Make Sure It is Original

Pepsi has managed to make its mark in the soft drinks industry while competing with a giant like Coca-Cola. That says a lot about creative marketing in a heavily competitive market. Avoid clip art and stock photos, and create a design that does not look anything like what’s out there.

3 Types of Debt Consolidation

With more and more people finding themselves in debt it has become common place for families to find themselves living on credit. This can become stressful as ultimately a proportion of your disposable income (if not all of it), will be used to pay back what you owe and of this amount, a marginal sum will often consist of interest rates.

There are numerous reasons why people might find themselves in this situation; it could have been as a result of an unexpected, one-off cost such as the car breaking down, a loss of income or simply the rising costs of living which just aren’t adequately covered by their regular wages. Once individuals find themselves trapped in a circle of reliance upon debt, it can seem that there is little or no support to help them to get out and get rid of the credit.

3 Types of Debt Consolidation

There is also a high level of negative stigma associated with money troubles and although in our younger generations this may have diminished somewhat, for the vast majority of the population it is still an incredibly embarrassing subject to approach with other people.

However, taking the first step to dealing with monetary issues is admitting that you have a problem and seeking assistance. A common term which is often used in these types of circumstances is ‘Debt Consolidation’. What this normally refers to is a way in which a person can consolidate their debts by taking out a loan to pay off all of their unsecured lenders.

This allows them to reduce potentially their monthly debt outgoings into one, easy re-payment with only one interest rate to worry about. While this can be a great way for some people to get out of debt, you should remember that you will often be re-paying what you owe over a longer period, which will come as a result of the reduced payment.

A further option for someone looking to get their debts under control would be by taking out a secured loan.

This would only apply to a homeowner who could pledge their house as an asset to act as collateral for the amount borrowed. With a secured loan you would look to borrow enough money to cover the cost of your debts, and because the transaction would be considered to be secure for the lender, the chances are that your interest rates would be far lower than if you were to obtain an unsecured loan.

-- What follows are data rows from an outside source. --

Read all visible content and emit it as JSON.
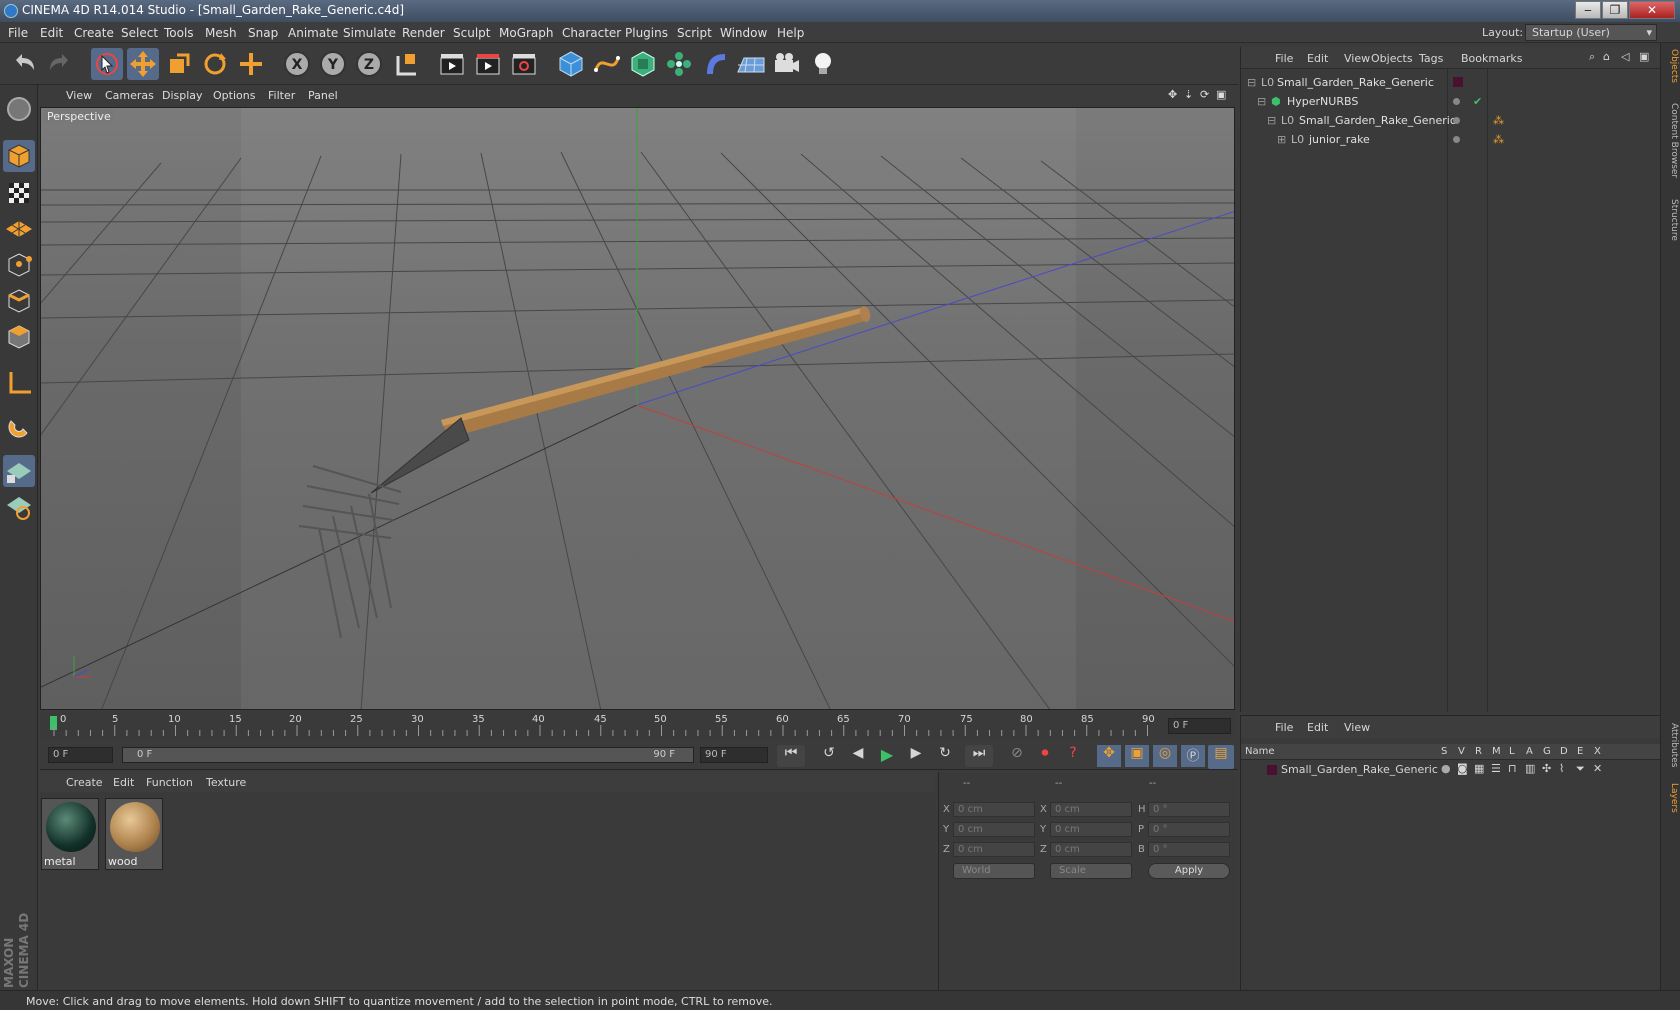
{
  "window": {
    "title": "CINEMA 4D R14.014 Studio - [Small_Garden_Rake_Generic.c4d]",
    "minimize": "‒",
    "maximize": "❐",
    "close": "✕"
  },
  "menubar": {
    "items": [
      "File",
      "Edit",
      "Create",
      "Select",
      "Tools",
      "Mesh",
      "Snap",
      "Animate",
      "Simulate",
      "Render",
      "Sculpt",
      "MoGraph",
      "Character",
      "Plugins",
      "Script",
      "Window",
      "Help"
    ],
    "layout_label": "Layout:",
    "layout_value": "Startup (User)"
  },
  "viewport": {
    "menu": [
      "View",
      "Cameras",
      "Display",
      "Options",
      "Filter",
      "Panel"
    ],
    "label": "Perspective"
  },
  "timeline": {
    "ticks": [
      "0",
      "5",
      "10",
      "15",
      "20",
      "25",
      "30",
      "35",
      "40",
      "45",
      "50",
      "55",
      "60",
      "65",
      "70",
      "75",
      "80",
      "85",
      "90"
    ],
    "current_frame": "0 F"
  },
  "transport": {
    "start_field": "0 F",
    "range_start": "0 F",
    "range_end": "90 F",
    "end_field": "90 F"
  },
  "materials": {
    "menu": [
      "Create",
      "Edit",
      "Function",
      "Texture"
    ],
    "items": [
      {
        "name": "metal"
      },
      {
        "name": "wood"
      }
    ]
  },
  "coordinates": {
    "header": [
      "--",
      "--",
      "--"
    ],
    "rows": [
      {
        "a": "X",
        "av": "0 cm",
        "b": "X",
        "bv": "0 cm",
        "c": "H",
        "cv": "0 °"
      },
      {
        "a": "Y",
        "av": "0 cm",
        "b": "Y",
        "bv": "0 cm",
        "c": "P",
        "cv": "0 °"
      },
      {
        "a": "Z",
        "av": "0 cm",
        "b": "Z",
        "bv": "0 cm",
        "c": "B",
        "cv": "0 °"
      }
    ],
    "world": "World",
    "scale": "Scale",
    "apply": "Apply"
  },
  "object_manager": {
    "menu": [
      "File",
      "Edit",
      "View",
      "Objects",
      "Tags",
      "Bookmarks"
    ],
    "objects": [
      "Small_Garden_Rake_Generic",
      "HyperNURBS",
      "Small_Garden_Rake_Generic",
      "junior_rake"
    ]
  },
  "layer_manager": {
    "menu": [
      "File",
      "Edit",
      "View"
    ],
    "columns": [
      "Name",
      "S",
      "V",
      "R",
      "M",
      "L",
      "A",
      "G",
      "D",
      "E",
      "X"
    ],
    "layer": "Small_Garden_Rake_Generic"
  },
  "right_tabs": [
    "Objects",
    "Content Browser",
    "Structure",
    "Attributes",
    "Layers"
  ],
  "status": "Move: Click and drag to move elements. Hold down SHIFT to quantize movement / add to the selection in point mode, CTRL to remove.",
  "brand": "MAXON CINEMA 4D",
  "colors": {
    "accent": "#f0a030",
    "layer_color": "#4a1030"
  }
}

However, if you were to find yourself in a position that meant you were unable to meet the creditor repayments. There is a risk that you would lose your home and so this option should only be considered by someone who is sure that they will be able to meet the re-payments for the entirety of the loan term.

A further debt solution available is a Debt Management Plan (DMP). This is an informal agreement entered into by both the debtor and the creditors and within which the debtor agrees to pay back the full amount that they owe, over an agree period.

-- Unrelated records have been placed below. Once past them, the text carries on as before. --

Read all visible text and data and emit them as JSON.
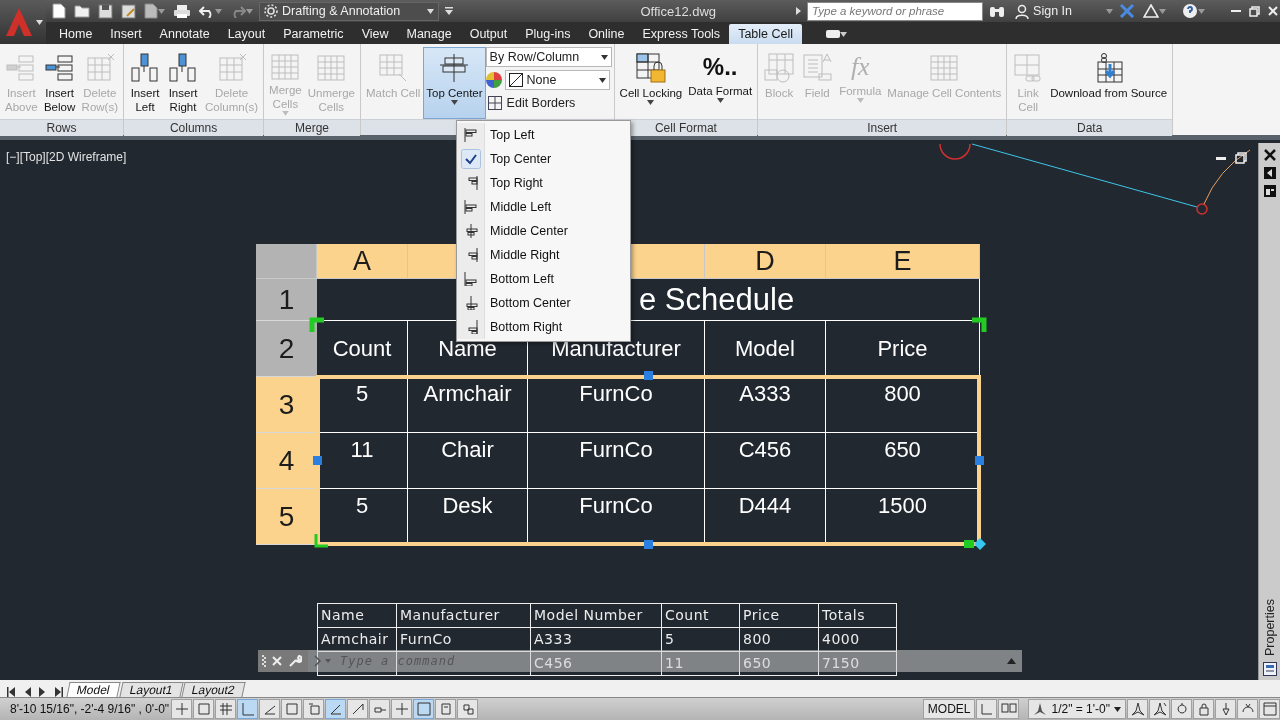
{
  "title_bar": {
    "workspace": "Drafting & Annotation",
    "document": "Office12.dwg",
    "search": {
      "placeholder": "Type a keyword or phrase"
    },
    "sign_in": "Sign In"
  },
  "tabs": [
    {
      "label": "Home",
      "selected": false
    },
    {
      "label": "Insert",
      "selected": false
    },
    {
      "label": "Annotate",
      "selected": false
    },
    {
      "label": "Layout",
      "selected": false
    },
    {
      "label": "Parametric",
      "selected": false
    },
    {
      "label": "View",
      "selected": false
    },
    {
      "label": "Manage",
      "selected": false
    },
    {
      "label": "Output",
      "selected": false
    },
    {
      "label": "Plug-ins",
      "selected": false
    },
    {
      "label": "Online",
      "selected": false
    },
    {
      "label": "Express Tools",
      "selected": false
    },
    {
      "label": "Table Cell",
      "selected": true
    }
  ],
  "ribbon": {
    "panels": [
      {
        "title": "Rows",
        "buttons": [
          {
            "lines": [
              "Insert",
              "Above"
            ],
            "disabled": true
          },
          {
            "lines": [
              "Insert",
              "Below"
            ],
            "disabled": false
          },
          {
            "lines": [
              "Delete",
              "Row(s)"
            ],
            "disabled": true
          }
        ]
      },
      {
        "title": "Columns",
        "buttons": [
          {
            "lines": [
              "Insert",
              "Left"
            ],
            "disabled": false
          },
          {
            "lines": [
              "Insert",
              "Right"
            ],
            "disabled": false
          },
          {
            "lines": [
              "Delete",
              "Column(s)"
            ],
            "disabled": true
          }
        ]
      },
      {
        "title": "Merge",
        "buttons": [
          {
            "lines": [
              "Merge",
              "Cells"
            ],
            "disabled": true,
            "dropdown": true
          },
          {
            "lines": [
              "Unmerge",
              "Cells"
            ],
            "disabled": true
          }
        ]
      },
      {
        "buttons": [
          {
            "lines": [
              "Match Cell"
            ],
            "disabled": true
          },
          {
            "lines": [
              "Top Center"
            ],
            "disabled": false,
            "dropdown": true,
            "expanded": true
          }
        ],
        "controls": {
          "row_column": "By Row/Column",
          "background": "None",
          "edit_borders": "Edit Borders"
        }
      },
      {
        "title": "Cell Format",
        "buttons": [
          {
            "lines": [
              "Cell Locking"
            ],
            "disabled": false,
            "dropdown": true
          },
          {
            "lines": [
              "Data Format"
            ],
            "disabled": false,
            "dropdown": true,
            "glyph": "%.."
          }
        ]
      },
      {
        "title": "Insert",
        "buttons": [
          {
            "lines": [
              "Block"
            ],
            "disabled": true
          },
          {
            "lines": [
              "Field"
            ],
            "disabled": true
          },
          {
            "lines": [
              "Formula"
            ],
            "disabled": true,
            "dropdown": true,
            "glyph": "fx"
          },
          {
            "lines": [
              "Manage Cell Contents"
            ],
            "disabled": true
          }
        ]
      },
      {
        "title": "Data",
        "buttons": [
          {
            "lines": [
              "Link",
              "Cell"
            ],
            "disabled": true
          },
          {
            "lines": [
              "Download from Source"
            ],
            "disabled": false
          }
        ]
      }
    ]
  },
  "alignment_menu": {
    "items": [
      {
        "label": "Top Left",
        "checked": false
      },
      {
        "label": "Top Center",
        "checked": true
      },
      {
        "label": "Top Right",
        "checked": false
      },
      {
        "label": "Middle Left",
        "checked": false
      },
      {
        "label": "Middle Center",
        "checked": false
      },
      {
        "label": "Middle Right",
        "checked": false
      },
      {
        "label": "Bottom Left",
        "checked": false
      },
      {
        "label": "Bottom Center",
        "checked": false
      },
      {
        "label": "Bottom Right",
        "checked": false
      }
    ]
  },
  "drawing": {
    "viewport_label": "[−][Top][2D Wireframe]",
    "table": {
      "columns": [
        {
          "letter": "A",
          "selected": true
        },
        {
          "selected": true
        },
        {
          "selected": true
        },
        {
          "letter": "D",
          "selected": true
        },
        {
          "letter": "E",
          "selected": true
        }
      ],
      "title_row": {
        "number": "1",
        "selected": false,
        "title": "e Schedule"
      },
      "rows": [
        {
          "number": "2",
          "selected": false,
          "cells": [
            "Count",
            "Name",
            "Manufacturer",
            "Model",
            "Price"
          ]
        },
        {
          "number": "3",
          "selected": true,
          "cells": [
            "5",
            "Armchair",
            "FurnCo",
            "A333",
            "800"
          ]
        },
        {
          "number": "4",
          "selected": true,
          "cells": [
            "11",
            "Chair",
            "FurnCo",
            "C456",
            "650"
          ]
        },
        {
          "number": "5",
          "selected": true,
          "cells": [
            "5",
            "Desk",
            "FurnCo",
            "D444",
            "1500"
          ]
        }
      ]
    },
    "lower_table": {
      "columns": [
        "Name",
        "Manufacturer",
        "Model Number",
        "Count",
        "Price",
        "Totals"
      ],
      "rows": [
        [
          "Armchair",
          "FurnCo",
          "A333",
          "5",
          "800",
          "4000"
        ],
        [
          null,
          null,
          "C456",
          "11",
          "650",
          "7150"
        ]
      ]
    },
    "command_line": {
      "placeholder": "Type a command"
    }
  },
  "properties_palette": {
    "title": "Properties"
  },
  "layout_tabs": [
    {
      "label": "Model",
      "selected": true
    },
    {
      "label": "Layout1",
      "selected": false
    },
    {
      "label": "Layout2",
      "selected": false
    }
  ],
  "status_bar": {
    "coordinates": "8'-10 15/16\", -2'-4 9/16\" , 0'-0\"",
    "toggles": [
      {
        "on": false
      },
      {
        "on": false
      },
      {
        "on": false
      },
      {
        "on": true
      },
      {
        "on": false
      },
      {
        "on": false
      },
      {
        "on": false
      },
      {
        "on": true
      },
      {
        "on": false
      },
      {
        "on": false
      },
      {
        "on": false
      },
      {
        "on": true
      },
      {
        "on": false
      },
      {
        "on": false
      }
    ],
    "space": "MODEL",
    "annotation_scale": "1/2\" = 1'-0\""
  }
}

A good debt management company will look into your finances so that they can work out how much disposable income (if any) you have and then decipher how much you can reasonably afford to pay your creditors, without cutting back on your priority outgoings (food and shelter).

Again, this often means that you will be re-paying what you owe for a longer period because the monthly re-payments you are making will be reduced. A debt management company will also negotiate with the creditors on your behalf, during which time they will endeavor to encourage the lenders to freeze and on-going interest and charges that you have been subject to.

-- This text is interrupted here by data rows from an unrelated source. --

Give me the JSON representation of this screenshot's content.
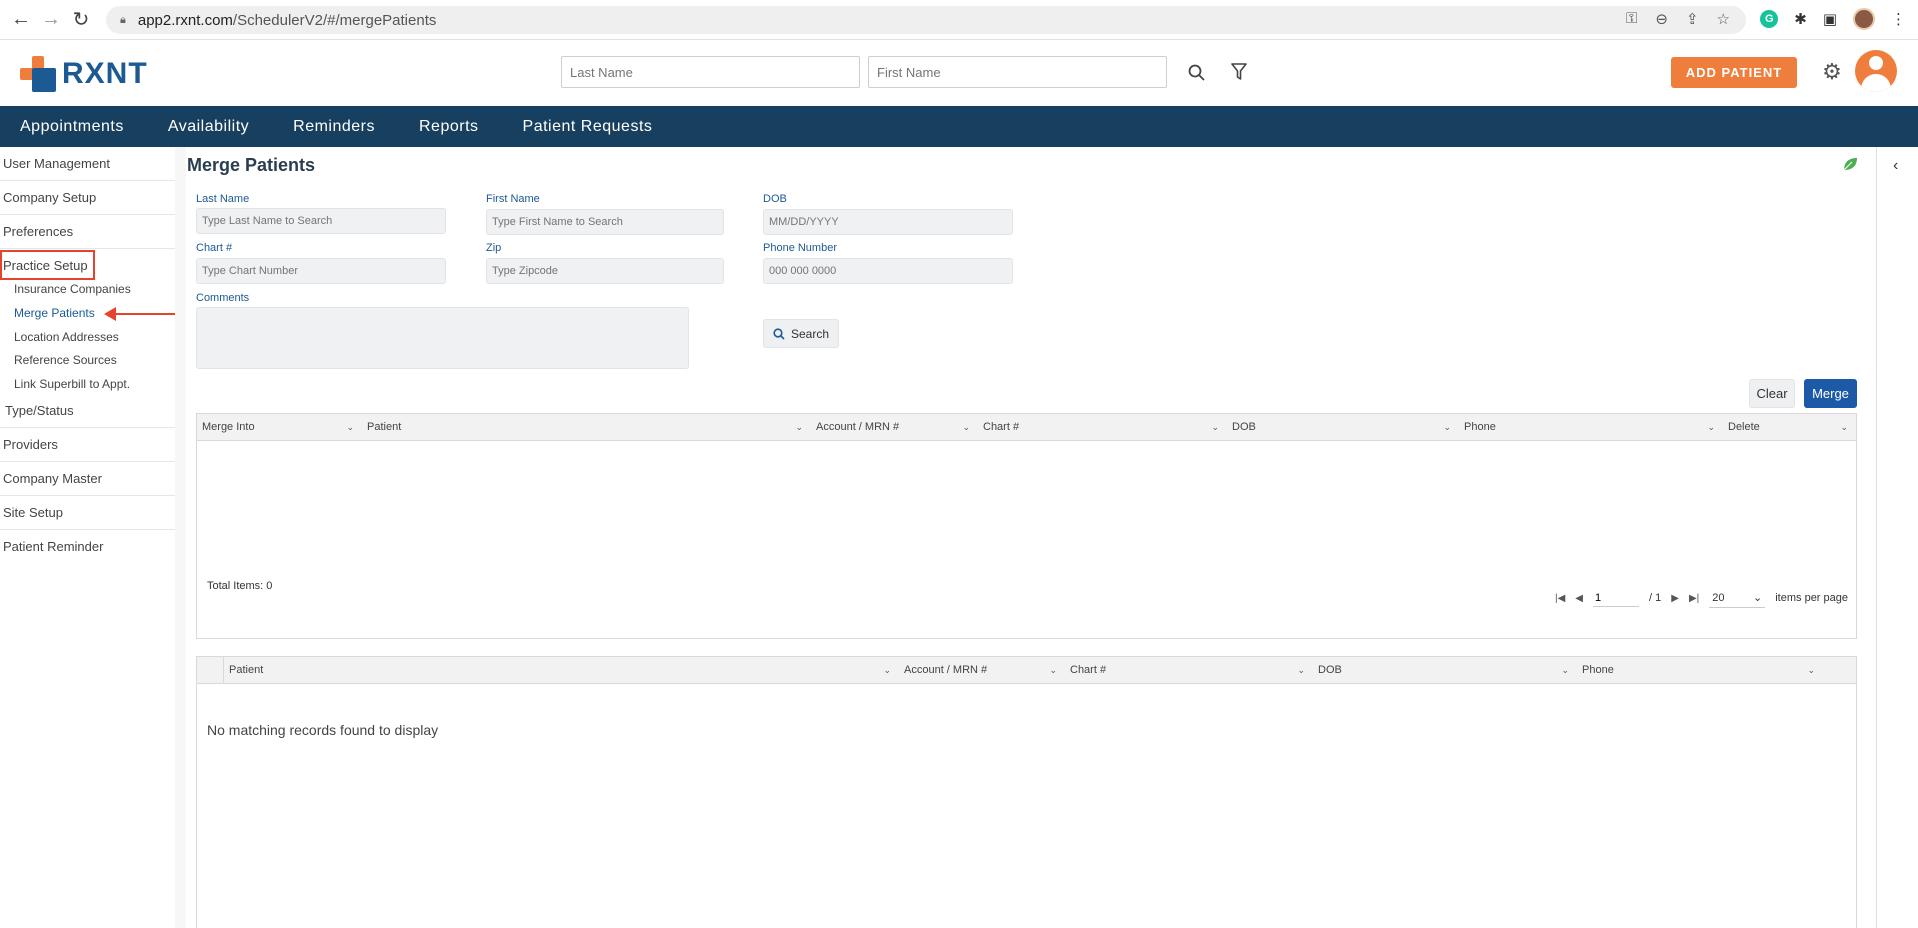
{
  "browser": {
    "url_host": "app2.rxnt.com",
    "url_path": "/SchedulerV2/#/mergePatients"
  },
  "header": {
    "logo_text": "RXNT",
    "last_name_placeholder": "Last Name",
    "first_name_placeholder": "First Name",
    "add_patient_label": "ADD PATIENT"
  },
  "nav": {
    "items": [
      "Appointments",
      "Availability",
      "Reminders",
      "Reports",
      "Patient Requests"
    ]
  },
  "sidebar": {
    "user_management": "User Management",
    "company_setup": "Company Setup",
    "preferences": "Preferences",
    "practice_setup": "Practice Setup",
    "sub_items": [
      "Insurance Companies",
      "Merge Patients",
      "Location Addresses",
      "Reference Sources",
      "Link Superbill to Appt."
    ],
    "type_status": "Type/Status",
    "providers": "Providers",
    "company_master": "Company Master",
    "site_setup": "Site Setup",
    "patient_reminder": "Patient Reminder"
  },
  "page": {
    "title": "Merge Patients"
  },
  "form": {
    "last_name_label": "Last Name",
    "last_name_placeholder": "Type Last Name to Search",
    "first_name_label": "First Name",
    "first_name_placeholder": "Type First Name to Search",
    "dob_label": "DOB",
    "dob_placeholder": "MM/DD/YYYY",
    "chart_label": "Chart #",
    "chart_placeholder": "Type Chart Number",
    "zip_label": "Zip",
    "zip_placeholder": "Type Zipcode",
    "phone_label": "Phone Number",
    "phone_placeholder": "000 000 0000",
    "comments_label": "Comments",
    "search_label": "Search",
    "clear_label": "Clear",
    "merge_label": "Merge"
  },
  "merge_grid": {
    "columns": [
      "Merge Into",
      "Patient",
      "Account / MRN #",
      "Chart #",
      "DOB",
      "Phone",
      "Delete"
    ],
    "total_items": "Total Items: 0",
    "page_value": "1",
    "page_total": "/ 1",
    "page_size": "20",
    "items_per_page": "items per page"
  },
  "results_grid": {
    "columns": [
      "Patient",
      "Account / MRN #",
      "Chart #",
      "DOB",
      "Phone"
    ],
    "empty_message": "No matching records found to display"
  }
}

There are several other different types of debt consolidation available, so understanding all of the options and solutions is important. Talking to experts to help you to find the right solution for your circumstances can be incredibly helpful. Remember – there are people out there who can help, and if you do talk to an expert they should have the most up to date market and legal information.